On June 1, Japan's Nikkei average slid to mark its ninth straight week of losses that is the longest such run in two decades. This was after disappointing Chinese and U.S. data deepened fears of a global slowdown in the throes of the debt crisis of Europe.
"The problem is that although Japanese stocks are technically cheap according to historical barometers, the market has always moved more on foreign factors than domestic ones," said Yutaka Miura, senior technical analyst at Mizuho Securities.
On the week, the Nikkei fell 1.2 and was down 1.6 percent and on Thursday it logged a drop of 10.3 percent in May that is its worst monthly performance in two years.
"Many investors are watching the timing to enter the market.
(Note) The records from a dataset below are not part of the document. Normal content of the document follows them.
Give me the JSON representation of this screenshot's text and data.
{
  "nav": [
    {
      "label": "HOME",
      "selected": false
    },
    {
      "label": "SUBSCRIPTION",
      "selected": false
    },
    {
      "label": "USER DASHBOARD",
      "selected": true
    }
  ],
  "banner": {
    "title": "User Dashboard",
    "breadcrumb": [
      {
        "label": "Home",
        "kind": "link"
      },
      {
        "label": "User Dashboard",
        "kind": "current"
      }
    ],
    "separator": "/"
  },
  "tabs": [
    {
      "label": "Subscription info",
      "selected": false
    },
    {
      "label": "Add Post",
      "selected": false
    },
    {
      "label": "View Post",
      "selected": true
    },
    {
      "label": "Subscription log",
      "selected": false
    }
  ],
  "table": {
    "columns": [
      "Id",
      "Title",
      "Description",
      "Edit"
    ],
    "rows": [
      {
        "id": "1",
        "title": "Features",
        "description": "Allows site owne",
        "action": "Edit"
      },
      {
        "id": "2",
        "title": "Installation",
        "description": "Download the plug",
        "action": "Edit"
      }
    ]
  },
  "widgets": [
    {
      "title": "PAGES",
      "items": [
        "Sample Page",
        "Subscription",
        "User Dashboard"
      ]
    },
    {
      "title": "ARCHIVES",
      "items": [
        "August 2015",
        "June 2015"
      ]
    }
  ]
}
However, as long as the knife is falling, nobody can catch it," said Ryota Sakagami, chief strategist in equity research at SMBC Nikko Securities.
"The current problem is the tail risk from Europe ... However, (it's) different from last year," he said.
"We've got a couple of weeks to go for short-covering to come in, but the more important factor is the banking system," said Eiji Kinouchi, chief technical analyst at Daiwa Capital Markets.
"When banks in Spain and the rest of Europe achieve their deleveraging targets this month or in July we should see lending grow, which will have a positive knock-on effect on the global economy."